• **TASK BRIEF**: Reproduce the data below word for word, setting aside any picture it holds.

------

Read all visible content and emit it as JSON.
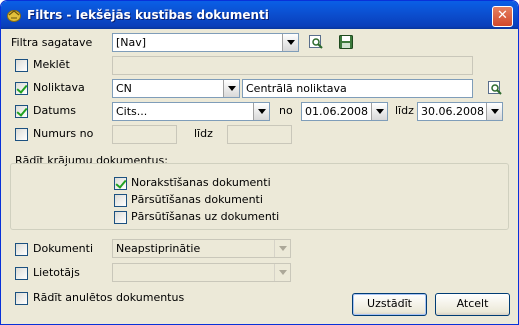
{
  "window": {
    "title": "Filtrs - Iekšējās kustības dokumenti",
    "close_label": "✕"
  },
  "filter_template": {
    "label": "Filtra sagatave",
    "value": "[Nav]"
  },
  "search": {
    "label": "Meklēt",
    "checked": false,
    "value": ""
  },
  "warehouse": {
    "label": "Noliktava",
    "checked": true,
    "code": "CN",
    "name": "Centrālā noliktava"
  },
  "dates": {
    "label": "Datums",
    "checked": true,
    "period": "Cits...",
    "from_label": "no",
    "from": "01.06.2008",
    "to_label": "līdz",
    "to": "30.06.2008"
  },
  "numbers": {
    "label": "Numurs no",
    "checked": false,
    "from": "",
    "to_label": "līdz",
    "to": ""
  },
  "show_group": {
    "title": "Rādīt krājumu dokumentus:",
    "items": [
      {
        "label": "Norakstīšanas dokumenti",
        "checked": true
      },
      {
        "label": "Pārsūtīšanas dokumenti",
        "checked": false
      },
      {
        "label": "Pārsūtīšanas uz dokumenti",
        "checked": false
      }
    ]
  },
  "documents": {
    "label": "Dokumenti",
    "checked": false,
    "value": "Neapstiprinātie"
  },
  "user": {
    "label": "Lietotājs",
    "checked": false,
    "value": ""
  },
  "show_cancelled": {
    "label": "Rādīt anulētos dokumentus",
    "checked": false
  },
  "buttons": {
    "apply": "Uzstādīt",
    "cancel": "Atcelt"
  },
  "colors": {
    "titlebar": "#0a4fd0",
    "dialog_bg": "#ece9d8",
    "check": "#21a121"
  }
}
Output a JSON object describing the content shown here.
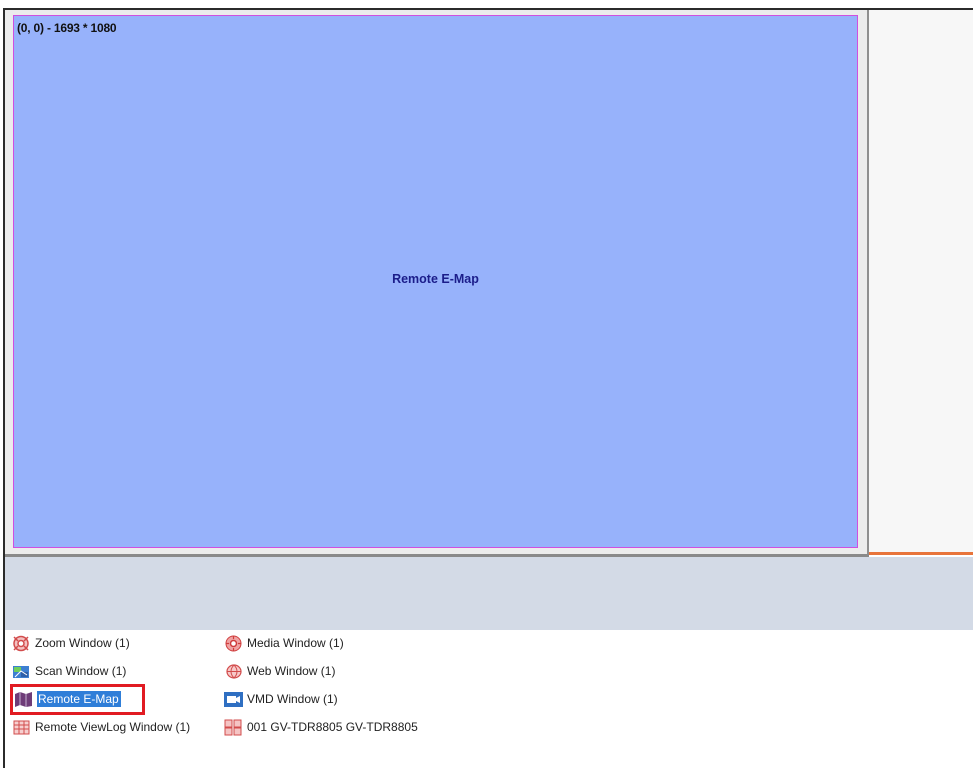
{
  "map_panel": {
    "coordinate_readout": "(0, 0) - 1693 * 1080",
    "center_label": "Remote E-Map"
  },
  "window_list": {
    "column1": [
      {
        "label": "Zoom Window (1)",
        "icon": "zoom-window-icon"
      },
      {
        "label": "Scan Window (1)",
        "icon": "scan-window-icon"
      },
      {
        "label": "Remote E-Map",
        "icon": "remote-emap-icon",
        "selected": true
      },
      {
        "label": "Remote ViewLog Window (1)",
        "icon": "remote-viewlog-icon"
      }
    ],
    "column2": [
      {
        "label": "Media Window (1)",
        "icon": "media-window-icon"
      },
      {
        "label": "Web Window (1)",
        "icon": "web-window-icon"
      },
      {
        "label": "VMD Window (1)",
        "icon": "vmd-window-icon"
      },
      {
        "label": "001 GV-TDR8805 GV-TDR8805",
        "icon": "camera-device-icon"
      }
    ]
  },
  "colors": {
    "map_fill": "#97b2fb",
    "map_border": "#d04fe0",
    "selection_highlight": "#2f7ed8",
    "selection_outline": "#e11b22",
    "accent": "#e8743b"
  }
}
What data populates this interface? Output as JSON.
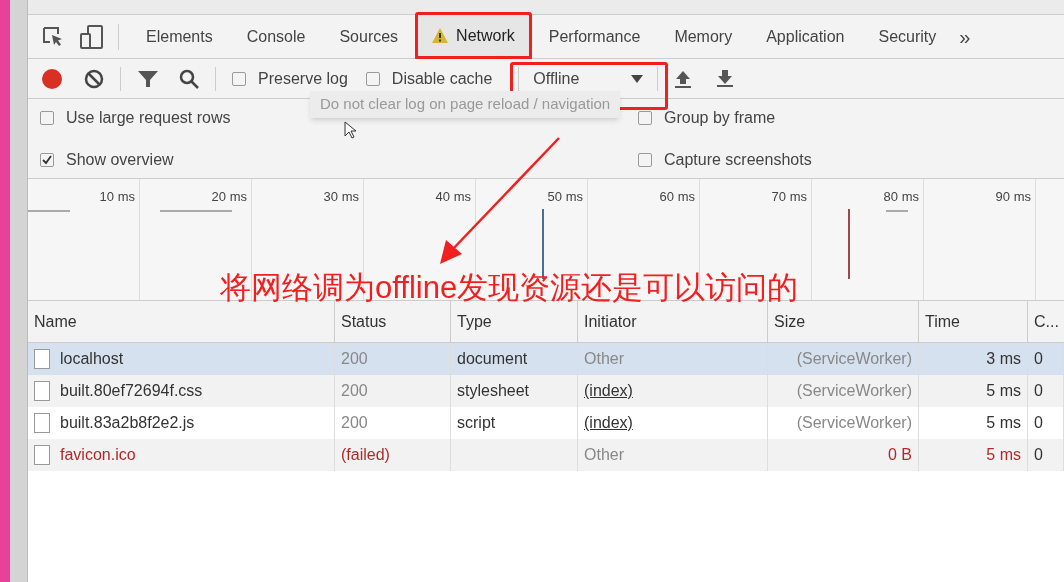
{
  "tabs": [
    {
      "label": "Elements",
      "selected": false,
      "warning": false
    },
    {
      "label": "Console",
      "selected": false,
      "warning": false
    },
    {
      "label": "Sources",
      "selected": false,
      "warning": false
    },
    {
      "label": "Network",
      "selected": true,
      "warning": true
    },
    {
      "label": "Performance",
      "selected": false,
      "warning": false
    },
    {
      "label": "Memory",
      "selected": false,
      "warning": false
    },
    {
      "label": "Application",
      "selected": false,
      "warning": false
    },
    {
      "label": "Security",
      "selected": false,
      "warning": false
    }
  ],
  "more_tabs": "»",
  "toolbar": {
    "recording": true,
    "options": [
      {
        "label": "Preserve log",
        "checked": false
      },
      {
        "label": "Disable cache",
        "checked": false
      }
    ],
    "throttling": "Offline"
  },
  "tooltip": "Do not clear log on page reload / navigation",
  "settings_left": [
    {
      "label": "Use large request rows",
      "checked": false
    },
    {
      "label": "Show overview",
      "checked": true
    }
  ],
  "settings_right": [
    {
      "label": "Group by frame",
      "checked": false
    },
    {
      "label": "Capture screenshots",
      "checked": false
    }
  ],
  "overview": {
    "ticks": [
      "10 ms",
      "20 ms",
      "30 ms",
      "40 ms",
      "50 ms",
      "60 ms",
      "70 ms",
      "80 ms",
      "90 ms"
    ]
  },
  "table": {
    "columns": [
      "Name",
      "Status",
      "Type",
      "Initiator",
      "Size",
      "Time",
      "C..."
    ],
    "rows": [
      {
        "name": "localhost",
        "status": "200",
        "type": "document",
        "initiator": "Other",
        "initiator_link": false,
        "size": "(ServiceWorker)",
        "time": "3 ms",
        "column_7": "0",
        "selected": true,
        "failed": false
      },
      {
        "name": "built.80ef72694f.css",
        "status": "200",
        "type": "stylesheet",
        "initiator": "(index)",
        "initiator_link": true,
        "size": "(ServiceWorker)",
        "time": "5 ms",
        "column_7": "0",
        "selected": false,
        "failed": false
      },
      {
        "name": "built.83a2b8f2e2.js",
        "status": "200",
        "type": "script",
        "initiator": "(index)",
        "initiator_link": true,
        "size": "(ServiceWorker)",
        "time": "5 ms",
        "column_7": "0",
        "selected": false,
        "failed": false
      },
      {
        "name": "favicon.ico",
        "status": "(failed)",
        "type": "",
        "initiator": "Other",
        "initiator_link": false,
        "size": "0 B",
        "time": "5 ms",
        "column_7": "0",
        "selected": false,
        "failed": true
      }
    ]
  },
  "annotation": "将网络调为offline发现资源还是可以访问的"
}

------

• **WRITTEN ANSWER**:
Read all visible content and emit it as JSON.
{
  "window": {
    "title": "Filtrs - Iekšējās kustības dokumenti",
    "close_label": "✕"
  },
  "filter_template": {
    "label": "Filtra sagatave",
    "value": "[Nav]"
  },
  "search": {
    "label": "Meklēt",
    "checked": false,
    "value": ""
  },
  "warehouse": {
    "label": "Noliktava",
    "checked": true,
    "code": "CN",
    "name": "Centrālā noliktava"
  },
  "dates": {
    "label": "Datums",
    "checked": true,
    "period": "Cits...",
    "from_label": "no",
    "from": "01.06.2008",
    "to_label": "līdz",
    "to": "30.06.2008"
  },
  "numbers": {
    "label": "Numurs no",
    "checked": false,
    "from": "",
    "to_label": "līdz",
    "to": ""
  },
  "show_group": {
    "title": "Rādīt krājumu dokumentus:",
    "items": [
      {
        "label": "Norakstīšanas dokumenti",
        "checked": true
      },
      {
        "label": "Pārsūtīšanas dokumenti",
        "checked": false
      },
      {
        "label": "Pārsūtīšanas uz dokumenti",
        "checked": false
      }
    ]
  },
  "documents": {
    "label": "Dokumenti",
    "checked": false,
    "value": "Neapstiprinātie"
  },
  "user": {
    "label": "Lietotājs",
    "checked": false,
    "value": ""
  },
  "show_cancelled": {
    "label": "Rādīt anulētos dokumentus",
    "checked": false
  },
  "buttons": {
    "apply": "Uzstādīt",
    "cancel": "Atcelt"
  },
  "colors": {
    "titlebar": "#0a4fd0",
    "dialog_bg": "#ece9d8",
    "check": "#21a121"
  }
}
Output a JSON object describing the content shown here.
{
  "map_panel": {
    "coordinate_readout": "(0, 0) - 1693 * 1080",
    "center_label": "Remote E-Map"
  },
  "window_list": {
    "column1": [
      {
        "label": "Zoom Window (1)",
        "icon": "zoom-window-icon"
      },
      {
        "label": "Scan Window (1)",
        "icon": "scan-window-icon"
      },
      {
        "label": "Remote E-Map",
        "icon": "remote-emap-icon",
        "selected": true
      },
      {
        "label": "Remote ViewLog Window (1)",
        "icon": "remote-viewlog-icon"
      }
    ],
    "column2": [
      {
        "label": "Media Window (1)",
        "icon": "media-window-icon"
      },
      {
        "label": "Web Window (1)",
        "icon": "web-window-icon"
      },
      {
        "label": "VMD Window (1)",
        "icon": "vmd-window-icon"
      },
      {
        "label": "001 GV-TDR8805 GV-TDR8805",
        "icon": "camera-device-icon"
      }
    ]
  },
  "colors": {
    "map_fill": "#97b2fb",
    "map_border": "#d04fe0",
    "selection_highlight": "#2f7ed8",
    "selection_outline": "#e11b22",
    "accent": "#e8743b"
  }
}
What data populates this interface? Output as JSON.
{
  "tabs": [
    {
      "label": "Elements",
      "selected": false,
      "warning": false
    },
    {
      "label": "Console",
      "selected": false,
      "warning": false
    },
    {
      "label": "Sources",
      "selected": false,
      "warning": false
    },
    {
      "label": "Network",
      "selected": true,
      "warning": true
    },
    {
      "label": "Performance",
      "selected": false,
      "warning": false
    },
    {
      "label": "Memory",
      "selected": false,
      "warning": false
    },
    {
      "label": "Application",
      "selected": false,
      "warning": false
    },
    {
      "label": "Security",
      "selected": false,
      "warning": false
    }
  ],
  "more_tabs": "»",
  "toolbar": {
    "recording": true,
    "options": [
      {
        "label": "Preserve log",
        "checked": false
      },
      {
        "label": "Disable cache",
        "checked": false
      }
    ],
    "throttling": "Offline"
  },
  "tooltip": "Do not clear log on page reload / navigation",
  "settings_left": [
    {
      "label": "Use large request rows",
      "checked": false
    },
    {
      "label": "Show overview",
      "checked": true
    }
  ],
  "settings_right": [
    {
      "label": "Group by frame",
      "checked": false
    },
    {
      "label": "Capture screenshots",
      "checked": false
    }
  ],
  "overview": {
    "ticks": [
      "10 ms",
      "20 ms",
      "30 ms",
      "40 ms",
      "50 ms",
      "60 ms",
      "70 ms",
      "80 ms",
      "90 ms"
    ]
  },
  "table": {
    "columns": [
      "Name",
      "Status",
      "Type",
      "Initiator",
      "Size",
      "Time",
      "C..."
    ],
    "rows": [
      {
        "name": "localhost",
        "status": "200",
        "type": "document",
        "initiator": "Other",
        "initiator_link": false,
        "size": "(ServiceWorker)",
        "time": "3 ms",
        "column_7": "0",
        "selected": true,
        "failed": false
      },
      {
        "name": "built.80ef72694f.css",
        "status": "200",
        "type": "stylesheet",
        "initiator": "(index)",
        "initiator_link": true,
        "size": "(ServiceWorker)",
        "time": "5 ms",
        "column_7": "0",
        "selected": false,
        "failed": false
      },
      {
        "name": "built.83a2b8f2e2.js",
        "status": "200",
        "type": "script",
        "initiator": "(index)",
        "initiator_link": true,
        "size": "(ServiceWorker)",
        "time": "5 ms",
        "column_7": "0",
        "selected": false,
        "failed": false
      },
      {
        "name": "favicon.ico",
        "status": "(failed)",
        "type": "",
        "initiator": "Other",
        "initiator_link": false,
        "size": "0 B",
        "time": "5 ms",
        "column_7": "0",
        "selected": false,
        "failed": true
      }
    ]
  },
  "annotation": "将网络调为offline发现资源还是可以访问的"
}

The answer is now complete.